Note that the collections workflow is complex, and an AR aging report will not pinpoint exact problems. It will, however, reveal whether a problem exists.
💡 For tactics on how to increase the effectiveness of your efforts, check out our CFO’s Guide to Accelerating Collections
How to prepare an AR aging report
To prepare an accounts receivable aging report you require three inputs:
- Your customers’ names
- The outstanding balances for each account
- Aging schedules
To recap: The AR aging schedule reveals the dynamic between outstanding invoices and accounts, and their respective due dates. To then prepare your AR aging report, you need to segment your receivables by age categories—as defined above or per your preference—and indicate against your customer accounts the total outstanding payments per age category.
- Step 1) — Make a list of all outstanding invoices broken down by customer in a spreadsheet.
- Step 2) — Add columns for invoice date, invoice number, original dollar amount, and the unpaid balance.

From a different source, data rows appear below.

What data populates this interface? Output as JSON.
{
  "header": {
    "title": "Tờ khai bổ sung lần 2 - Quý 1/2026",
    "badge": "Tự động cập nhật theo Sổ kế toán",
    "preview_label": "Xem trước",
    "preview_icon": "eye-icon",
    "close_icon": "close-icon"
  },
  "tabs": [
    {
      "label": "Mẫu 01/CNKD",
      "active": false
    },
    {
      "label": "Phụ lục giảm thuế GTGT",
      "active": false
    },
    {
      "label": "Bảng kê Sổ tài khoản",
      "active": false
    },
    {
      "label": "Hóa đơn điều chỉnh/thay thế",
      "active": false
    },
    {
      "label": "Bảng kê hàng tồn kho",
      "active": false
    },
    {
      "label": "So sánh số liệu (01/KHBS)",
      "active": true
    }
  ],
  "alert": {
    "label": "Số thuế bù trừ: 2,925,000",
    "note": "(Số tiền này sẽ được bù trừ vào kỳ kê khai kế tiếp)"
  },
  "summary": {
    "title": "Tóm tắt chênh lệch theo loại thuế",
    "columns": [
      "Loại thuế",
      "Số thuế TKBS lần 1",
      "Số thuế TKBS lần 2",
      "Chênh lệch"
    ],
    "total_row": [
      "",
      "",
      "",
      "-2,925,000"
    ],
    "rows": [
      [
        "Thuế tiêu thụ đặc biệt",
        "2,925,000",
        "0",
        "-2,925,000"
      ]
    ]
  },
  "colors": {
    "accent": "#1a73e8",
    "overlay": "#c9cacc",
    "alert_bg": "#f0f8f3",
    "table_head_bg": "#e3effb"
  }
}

- Step 3) — Fill out each of the columns for each invoice that is unpaid, as of the current date.
- Step 4) — Then add different aging columns, such as current, 1 to 30 days past due, 31 to 60 days past due, 61 to 90 days past due, and 91+ days past due. You can make as many aging columns as you need to.

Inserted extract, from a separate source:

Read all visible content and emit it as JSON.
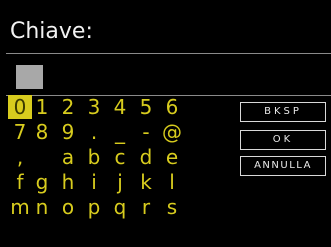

- Step 5) — The outstanding amount for each invoice then needs to be copied into one of those columns depending on their age. You can work out step 5 manually, but you’ll save time by setting up an AR aging formula in Excel to do this for you.
- Step 6) — Add subtotals for each customer and a grand total at the bottom

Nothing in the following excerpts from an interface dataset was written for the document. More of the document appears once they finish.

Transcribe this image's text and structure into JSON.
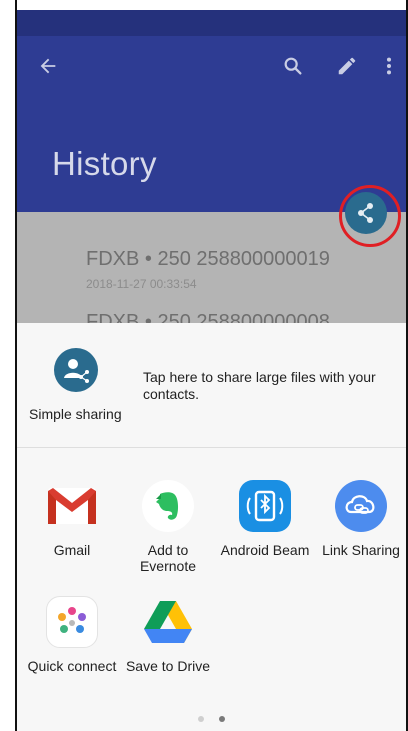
{
  "app": {
    "title": "History"
  },
  "toolbar": {
    "back_icon": "arrow-back-icon",
    "search_icon": "search-icon",
    "edit_icon": "pencil-icon",
    "more_icon": "more-vert-icon"
  },
  "history": {
    "items": [
      {
        "title": "FDXB • 250 258800000019",
        "timestamp": "2018-11-27 00:33:54"
      },
      {
        "title": "FDXB • 250 258800000008"
      }
    ]
  },
  "fab": {
    "icon": "share-icon"
  },
  "share_sheet": {
    "simple_sharing": {
      "label": "Simple sharing",
      "description": "Tap here to share large files with your contacts."
    },
    "apps": [
      {
        "label": "Gmail",
        "icon": "gmail-icon"
      },
      {
        "label": "Add to Evernote",
        "icon": "evernote-icon"
      },
      {
        "label": "Android Beam",
        "icon": "android-beam-icon"
      },
      {
        "label": "Link Sharing",
        "icon": "link-sharing-icon"
      },
      {
        "label": "Quick connect",
        "icon": "quick-connect-icon"
      },
      {
        "label": "Save to Drive",
        "icon": "google-drive-icon"
      }
    ],
    "page_indicator": {
      "pages": 2,
      "current": 2
    }
  },
  "colors": {
    "appbar": "#2e3c93",
    "statusbar": "#25317c",
    "fab": "#2a6b8e",
    "highlight_ring": "#e01f24"
  }
}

Accounts receivable aging report example
You can create AR aging reports in a simple Excel spreadsheet, although this may take you a while (we’ve a better solution a bit further down). Here’s what an AR aging report in Excel might look like after being manually created:
How to automate AR aging reports (using Versapay)
While creating an aging report in Excel isn't terribly difficult, its upkeep and scalability leaves much to be desired. In fact, it can be one of the most onerous and tedious parts of traditional collections. There are better options today for reporting on AR aging, such as via Collaborative AR Automation solutions with intelligent collection capabilities.
With Versapay, you get a real-time, interactive dashboard of all your receivables by aging period, as well as your days sales outstanding (DSO); through this dashboard, your team can easily—and at-a-glance—determine the status of their receivables.
AR managers and collections teams can modernize their AR aging analysis and reporting with:
- Real-time communications and dispute management with late-paying customers
- Central visibility of customer interactions, tracked over time and displayed as current
- Timely prompts to help collections teams stay on task and focus on priority accounts.
Without accounts receivable aging reports to inform your collections efforts, payment terms, and debt management, you leave cash flow to chance. But that doesn’t mean you have to stick with traditional, manual methods of aging report preparation and aging analysis. Digitization and automation can vastly speed up this process, leaving you with more time for higher priority work.
Learn more about how you can streamline your AR processes with Collaborative AR Automation software.
Additional AR aging report FAQs
What's the difference between AR aging and DSO?
Days Sales Outstanding (DSO) is the average number of days it takes for your company to receive payment after a sale is made. A low DSO means your company is quick to collect payment while a high DSO may signal inefficiencies in your collections process. A long collection cycle can add to your costs and even reduce your margins.
About the author
Jordan Zenko is the Senior Content Marketing Manager at Versapay. A self-proclaimed storyteller, he authors in-depth content that educates and inspires accounts receivable and finance professionals on ways to transform their businesses. Jordan's leap to fintech comes after 5 years in business intelligence and data analytics.